**Exercise material:**
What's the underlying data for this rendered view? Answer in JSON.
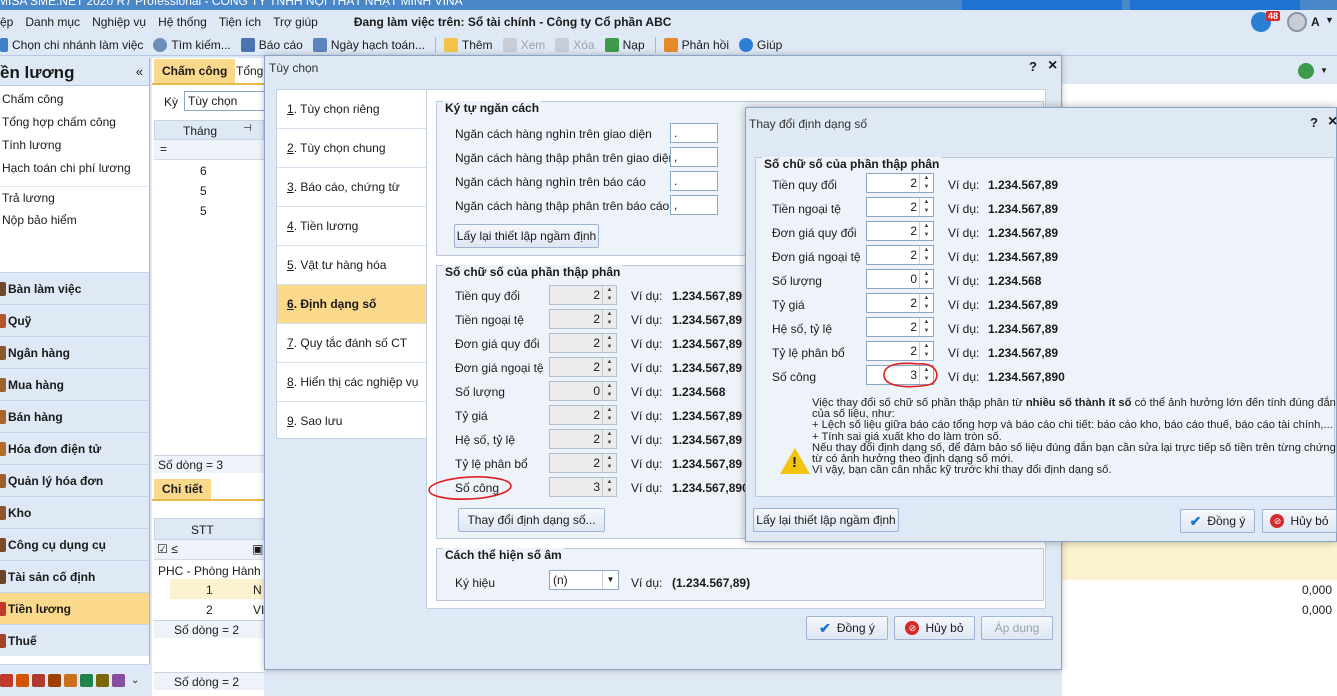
{
  "app": {
    "title_partial": "MISA SME.NET 2020 R7 Professional - CÔNG TY TNHH NỘI THẤT NHẬT MINH VINA"
  },
  "menubar": {
    "items": [
      "ệp",
      "Danh mục",
      "Nghiệp vụ",
      "Hệ thống",
      "Tiện ích",
      "Trợ giúp"
    ],
    "working_on": "Đang làm việc trên: Sổ tài chính - Công ty Cổ phần ABC",
    "notif_count": "48",
    "user": "A"
  },
  "toolbar": {
    "branch": "Chọn chi nhánh làm việc",
    "search": "Tìm kiếm...",
    "report": "Báo cáo",
    "post_date": "Ngày hạch toán...",
    "add": "Thêm",
    "view": "Xem",
    "delete": "Xóa",
    "load": "Nạp",
    "feedback": "Phản hồi",
    "help": "Giúp"
  },
  "left_panel": {
    "title": "ền lương",
    "collapse": "«",
    "links": [
      "Chấm công",
      "Tổng hợp chấm công",
      "Tính lương",
      "Hạch toán chi phí lương",
      "Trả lương",
      "Nộp bảo hiểm"
    ],
    "nav": [
      "Bàn làm việc",
      "Quỹ",
      "Ngân hàng",
      "Mua hàng",
      "Bán hàng",
      "Hóa đơn điện tử",
      "Quản lý hóa đơn",
      "Kho",
      "Công cụ dụng cụ",
      "Tài sản cố định",
      "Tiền lương",
      "Thuế"
    ],
    "selected_nav": "Tiền lương"
  },
  "mid": {
    "tab_active": "Chấm công",
    "tab_other": "Tổng",
    "period_label": "Kỳ",
    "period_value": "Tùy chọn",
    "col_month": "Tháng",
    "rows": [
      "6",
      "5",
      "5"
    ],
    "row_count": "Số dòng = 3",
    "detail_tab": "Chi tiết",
    "col_stt": "STT",
    "group": "PHC - Phòng Hành",
    "detail_rows": [
      {
        "stt": "1",
        "c": "N"
      },
      {
        "stt": "2",
        "c": "VI"
      }
    ],
    "detail_count": "Số dòng = 2",
    "footer_count": "Số dòng = 2"
  },
  "right_strip": {
    "v1": "0,000",
    "v2": "0,000"
  },
  "dialog_options": {
    "title": "Tùy chọn",
    "help": "?",
    "close": "×",
    "tabs": [
      {
        "num": "1",
        "label": ". Tùy chọn riêng"
      },
      {
        "num": "2",
        "label": ". Tùy chọn chung"
      },
      {
        "num": "3",
        "label": ". Báo cáo, chứng từ"
      },
      {
        "num": "4",
        "label": ". Tiền lương"
      },
      {
        "num": "5",
        "label": ". Vật tư hàng hóa"
      },
      {
        "num": "6",
        "label": ". Định dạng số"
      },
      {
        "num": "7",
        "label": ". Quy tắc đánh số CT"
      },
      {
        "num": "8",
        "label": ". Hiển thị các nghiệp vụ"
      },
      {
        "num": "9",
        "label": ". Sao lưu"
      }
    ],
    "separator_group": {
      "title": "Ký tự ngăn cách",
      "rows": [
        {
          "label": "Ngăn cách hàng nghìn trên giao diện",
          "value": "."
        },
        {
          "label": "Ngăn cách hàng thập phân trên giao diện",
          "value": ","
        },
        {
          "label": "Ngăn cách hàng nghìn trên báo cáo",
          "value": "."
        },
        {
          "label": "Ngăn cách hàng thập phân trên báo cáo",
          "value": ","
        }
      ],
      "reset_button": "Lấy lại thiết lập ngầm định"
    },
    "decimal_group": {
      "title": "Số chữ số của phần thập phân",
      "example_label": "Ví dụ:",
      "rows": [
        {
          "label": "Tiền quy đổi",
          "value": "2",
          "example": "1.234.567,89"
        },
        {
          "label": "Tiền ngoại tệ",
          "value": "2",
          "example": "1.234.567,89"
        },
        {
          "label": "Đơn giá quy đổi",
          "value": "2",
          "example": "1.234.567,89"
        },
        {
          "label": "Đơn giá ngoại tệ",
          "value": "2",
          "example": "1.234.567,89"
        },
        {
          "label": "Số lượng",
          "value": "0",
          "example": "1.234.568"
        },
        {
          "label": "Tỷ giá",
          "value": "2",
          "example": "1.234.567,89"
        },
        {
          "label": "Hệ số, tỷ lệ",
          "value": "2",
          "example": "1.234.567,89"
        },
        {
          "label": "Tỷ lệ phân bổ",
          "value": "2",
          "example": "1.234.567,89"
        },
        {
          "label": "Số công",
          "value": "3",
          "example": "1.234.567,890"
        }
      ],
      "change_button": "Thay đổi định dạng số..."
    },
    "negative_group": {
      "title": "Cách thể hiện số âm",
      "symbol_label": "Ký hiệu",
      "symbol_value": "(n)",
      "example_label": "Ví dụ:",
      "example": "(1.234.567,89)"
    },
    "ok": "Đồng ý",
    "cancel": "Hủy bỏ",
    "apply": "Áp dụng"
  },
  "dialog_format": {
    "title": "Thay đổi định dạng số",
    "help": "?",
    "close": "×",
    "group_title": "Số chữ số của phần thập phân",
    "example_label": "Ví dụ:",
    "rows": [
      {
        "label": "Tiền quy đổi",
        "value": "2",
        "example": "1.234.567,89"
      },
      {
        "label": "Tiền ngoại tệ",
        "value": "2",
        "example": "1.234.567,89"
      },
      {
        "label": "Đơn giá quy đổi",
        "value": "2",
        "example": "1.234.567,89"
      },
      {
        "label": "Đơn giá ngoại tệ",
        "value": "2",
        "example": "1.234.567,89"
      },
      {
        "label": "Số lượng",
        "value": "0",
        "example": "1.234.568"
      },
      {
        "label": "Tỷ giá",
        "value": "2",
        "example": "1.234.567,89"
      },
      {
        "label": "Hệ số, tỷ lệ",
        "value": "2",
        "example": "1.234.567,89"
      },
      {
        "label": "Tỷ lệ phân bổ",
        "value": "2",
        "example": "1.234.567,89"
      },
      {
        "label": "Số công",
        "value": "3",
        "example": "1.234.567,890"
      }
    ],
    "warning_icon": "warning-icon",
    "warning_lines": [
      {
        "pre": "Việc thay đổi số chữ số phần thập phân từ ",
        "bold": "nhiều số thành ít số",
        "post": " có thể ảnh hưởng lớn đến tính đúng đắn"
      },
      {
        "pre": "của số liệu, như:",
        "bold": "",
        "post": ""
      },
      {
        "pre": "+ Lệch số liệu giữa báo cáo tổng hợp và báo cáo chi tiết: báo cáo kho, báo cáo thuế, báo cáo tài chính,...",
        "bold": "",
        "post": ""
      },
      {
        "pre": "+ Tính sai giá xuất kho do làm tròn số.",
        "bold": "",
        "post": ""
      },
      {
        "pre": "Nếu thay đổi định dạng số, để đảm bảo số liệu đúng đắn bạn cần sửa lại trực tiếp số tiền trên từng chứng",
        "bold": "",
        "post": ""
      },
      {
        "pre": "từ có ảnh hưởng theo định dạng số mới.",
        "bold": "",
        "post": ""
      },
      {
        "pre": "Vì vậy, bạn cần cân nhắc kỹ trước khi thay đổi định dạng số.",
        "bold": "",
        "post": ""
      }
    ],
    "reset_button": "Lấy lại thiết lập ngầm định",
    "ok": "Đồng ý",
    "cancel": "Hủy bỏ"
  },
  "colors": {
    "accent": "#1e73d2",
    "selected": "#fbd98c",
    "annotation_red": "#e11d1d",
    "panel_bg": "#dfe8f5"
  }
}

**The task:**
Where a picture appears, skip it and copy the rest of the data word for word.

**Result of the exercise:**
What's the underlying data for this rendered view? Answer in JSON.
{
  "app": {
    "title_partial": "MISA SME.NET 2020 R7 Professional - CÔNG TY TNHH NỘI THẤT NHẬT MINH VINA"
  },
  "menubar": {
    "items": [
      "ệp",
      "Danh mục",
      "Nghiệp vụ",
      "Hệ thống",
      "Tiện ích",
      "Trợ giúp"
    ],
    "working_on": "Đang làm việc trên: Sổ tài chính - Công ty Cổ phần ABC",
    "notif_count": "48",
    "user": "A"
  },
  "toolbar": {
    "branch": "Chọn chi nhánh làm việc",
    "search": "Tìm kiếm...",
    "report": "Báo cáo",
    "post_date": "Ngày hạch toán...",
    "add": "Thêm",
    "view": "Xem",
    "delete": "Xóa",
    "load": "Nạp",
    "feedback": "Phản hồi",
    "help": "Giúp"
  },
  "left_panel": {
    "title": "ền lương",
    "collapse": "«",
    "links": [
      "Chấm công",
      "Tổng hợp chấm công",
      "Tính lương",
      "Hạch toán chi phí lương",
      "Trả lương",
      "Nộp bảo hiểm"
    ],
    "nav": [
      "Bàn làm việc",
      "Quỹ",
      "Ngân hàng",
      "Mua hàng",
      "Bán hàng",
      "Hóa đơn điện tử",
      "Quản lý hóa đơn",
      "Kho",
      "Công cụ dụng cụ",
      "Tài sản cố định",
      "Tiền lương",
      "Thuế"
    ],
    "selected_nav": "Tiền lương"
  },
  "mid": {
    "tab_active": "Chấm công",
    "tab_other": "Tổng",
    "period_label": "Kỳ",
    "period_value": "Tùy chọn",
    "col_month": "Tháng",
    "rows": [
      "6",
      "5",
      "5"
    ],
    "row_count": "Số dòng = 3",
    "detail_tab": "Chi tiết",
    "col_stt": "STT",
    "group": "PHC - Phòng Hành",
    "detail_rows": [
      {
        "stt": "1",
        "c": "N"
      },
      {
        "stt": "2",
        "c": "VI"
      }
    ],
    "detail_count": "Số dòng = 2",
    "footer_count": "Số dòng = 2"
  },
  "right_strip": {
    "v1": "0,000",
    "v2": "0,000"
  },
  "dialog_options": {
    "title": "Tùy chọn",
    "help": "?",
    "close": "×",
    "tabs": [
      {
        "num": "1",
        "label": ". Tùy chọn riêng"
      },
      {
        "num": "2",
        "label": ". Tùy chọn chung"
      },
      {
        "num": "3",
        "label": ". Báo cáo, chứng từ"
      },
      {
        "num": "4",
        "label": ". Tiền lương"
      },
      {
        "num": "5",
        "label": ". Vật tư hàng hóa"
      },
      {
        "num": "6",
        "label": ". Định dạng số"
      },
      {
        "num": "7",
        "label": ". Quy tắc đánh số CT"
      },
      {
        "num": "8",
        "label": ". Hiển thị các nghiệp vụ"
      },
      {
        "num": "9",
        "label": ". Sao lưu"
      }
    ],
    "separator_group": {
      "title": "Ký tự ngăn cách",
      "rows": [
        {
          "label": "Ngăn cách hàng nghìn trên giao diện",
          "value": "."
        },
        {
          "label": "Ngăn cách hàng thập phân trên giao diện",
          "value": ","
        },
        {
          "label": "Ngăn cách hàng nghìn trên báo cáo",
          "value": "."
        },
        {
          "label": "Ngăn cách hàng thập phân trên báo cáo",
          "value": ","
        }
      ],
      "reset_button": "Lấy lại thiết lập ngầm định"
    },
    "decimal_group": {
      "title": "Số chữ số của phần thập phân",
      "example_label": "Ví dụ:",
      "rows": [
        {
          "label": "Tiền quy đổi",
          "value": "2",
          "example": "1.234.567,89"
        },
        {
          "label": "Tiền ngoại tệ",
          "value": "2",
          "example": "1.234.567,89"
        },
        {
          "label": "Đơn giá quy đổi",
          "value": "2",
          "example": "1.234.567,89"
        },
        {
          "label": "Đơn giá ngoại tệ",
          "value": "2",
          "example": "1.234.567,89"
        },
        {
          "label": "Số lượng",
          "value": "0",
          "example": "1.234.568"
        },
        {
          "label": "Tỷ giá",
          "value": "2",
          "example": "1.234.567,89"
        },
        {
          "label": "Hệ số, tỷ lệ",
          "value": "2",
          "example": "1.234.567,89"
        },
        {
          "label": "Tỷ lệ phân bổ",
          "value": "2",
          "example": "1.234.567,89"
        },
        {
          "label": "Số công",
          "value": "3",
          "example": "1.234.567,890"
        }
      ],
      "change_button": "Thay đổi định dạng số..."
    },
    "negative_group": {
      "title": "Cách thể hiện số âm",
      "symbol_label": "Ký hiệu",
      "symbol_value": "(n)",
      "example_label": "Ví dụ:",
      "example": "(1.234.567,89)"
    },
    "ok": "Đồng ý",
    "cancel": "Hủy bỏ",
    "apply": "Áp dụng"
  },
  "dialog_format": {
    "title": "Thay đổi định dạng số",
    "help": "?",
    "close": "×",
    "group_title": "Số chữ số của phần thập phân",
    "example_label": "Ví dụ:",
    "rows": [
      {
        "label": "Tiền quy đổi",
        "value": "2",
        "example": "1.234.567,89"
      },
      {
        "label": "Tiền ngoại tệ",
        "value": "2",
        "example": "1.234.567,89"
      },
      {
        "label": "Đơn giá quy đổi",
        "value": "2",
        "example": "1.234.567,89"
      },
      {
        "label": "Đơn giá ngoại tệ",
        "value": "2",
        "example": "1.234.567,89"
      },
      {
        "label": "Số lượng",
        "value": "0",
        "example": "1.234.568"
      },
      {
        "label": "Tỷ giá",
        "value": "2",
        "example": "1.234.567,89"
      },
      {
        "label": "Hệ số, tỷ lệ",
        "value": "2",
        "example": "1.234.567,89"
      },
      {
        "label": "Tỷ lệ phân bổ",
        "value": "2",
        "example": "1.234.567,89"
      },
      {
        "label": "Số công",
        "value": "3",
        "example": "1.234.567,890"
      }
    ],
    "warning_icon": "warning-icon",
    "warning_lines": [
      {
        "pre": "Việc thay đổi số chữ số phần thập phân từ ",
        "bold": "nhiều số thành ít số",
        "post": " có thể ảnh hưởng lớn đến tính đúng đắn"
      },
      {
        "pre": "của số liệu, như:",
        "bold": "",
        "post": ""
      },
      {
        "pre": "+ Lệch số liệu giữa báo cáo tổng hợp và báo cáo chi tiết: báo cáo kho, báo cáo thuế, báo cáo tài chính,...",
        "bold": "",
        "post": ""
      },
      {
        "pre": "+ Tính sai giá xuất kho do làm tròn số.",
        "bold": "",
        "post": ""
      },
      {
        "pre": "Nếu thay đổi định dạng số, để đảm bảo số liệu đúng đắn bạn cần sửa lại trực tiếp số tiền trên từng chứng",
        "bold": "",
        "post": ""
      },
      {
        "pre": "từ có ảnh hưởng theo định dạng số mới.",
        "bold": "",
        "post": ""
      },
      {
        "pre": "Vì vậy, bạn cần cân nhắc kỹ trước khi thay đổi định dạng số.",
        "bold": "",
        "post": ""
      }
    ],
    "reset_button": "Lấy lại thiết lập ngầm định",
    "ok": "Đồng ý",
    "cancel": "Hủy bỏ"
  },
  "colors": {
    "accent": "#1e73d2",
    "selected": "#fbd98c",
    "annotation_red": "#e11d1d",
    "panel_bg": "#dfe8f5"
  }
}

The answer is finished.